Collected data entries:
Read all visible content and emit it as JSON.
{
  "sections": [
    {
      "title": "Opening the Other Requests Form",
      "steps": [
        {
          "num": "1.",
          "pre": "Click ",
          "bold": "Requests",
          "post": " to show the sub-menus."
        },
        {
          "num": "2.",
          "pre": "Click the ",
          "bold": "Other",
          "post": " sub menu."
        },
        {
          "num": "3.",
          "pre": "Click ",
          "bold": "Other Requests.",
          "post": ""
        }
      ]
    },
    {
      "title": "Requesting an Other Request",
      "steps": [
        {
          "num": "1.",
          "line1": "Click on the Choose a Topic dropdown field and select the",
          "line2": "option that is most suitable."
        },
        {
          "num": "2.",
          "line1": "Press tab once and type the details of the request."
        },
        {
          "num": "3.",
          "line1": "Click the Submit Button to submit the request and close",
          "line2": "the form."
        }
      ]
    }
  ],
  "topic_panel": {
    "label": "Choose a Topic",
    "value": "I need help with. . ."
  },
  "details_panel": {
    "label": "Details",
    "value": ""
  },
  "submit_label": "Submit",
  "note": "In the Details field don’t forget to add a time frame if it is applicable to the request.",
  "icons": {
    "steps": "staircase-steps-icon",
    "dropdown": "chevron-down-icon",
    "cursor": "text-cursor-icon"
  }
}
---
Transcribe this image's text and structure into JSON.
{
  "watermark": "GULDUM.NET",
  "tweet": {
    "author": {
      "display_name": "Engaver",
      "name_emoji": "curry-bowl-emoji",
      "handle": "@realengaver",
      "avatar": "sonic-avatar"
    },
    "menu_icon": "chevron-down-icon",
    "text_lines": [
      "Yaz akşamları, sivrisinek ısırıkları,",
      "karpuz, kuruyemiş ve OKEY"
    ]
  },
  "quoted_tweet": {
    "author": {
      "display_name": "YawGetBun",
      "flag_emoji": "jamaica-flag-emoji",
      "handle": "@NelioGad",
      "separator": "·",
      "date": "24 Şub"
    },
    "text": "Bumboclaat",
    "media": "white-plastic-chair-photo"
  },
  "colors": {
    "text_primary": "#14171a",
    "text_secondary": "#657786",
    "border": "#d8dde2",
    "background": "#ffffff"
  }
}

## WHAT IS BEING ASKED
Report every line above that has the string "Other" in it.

## EXERCISE RESULT
      "title": "Opening the Other Requests Form",
          "bold": "Other",
          "bold": "Other Requests.",
      "title": "Requesting an Other Request",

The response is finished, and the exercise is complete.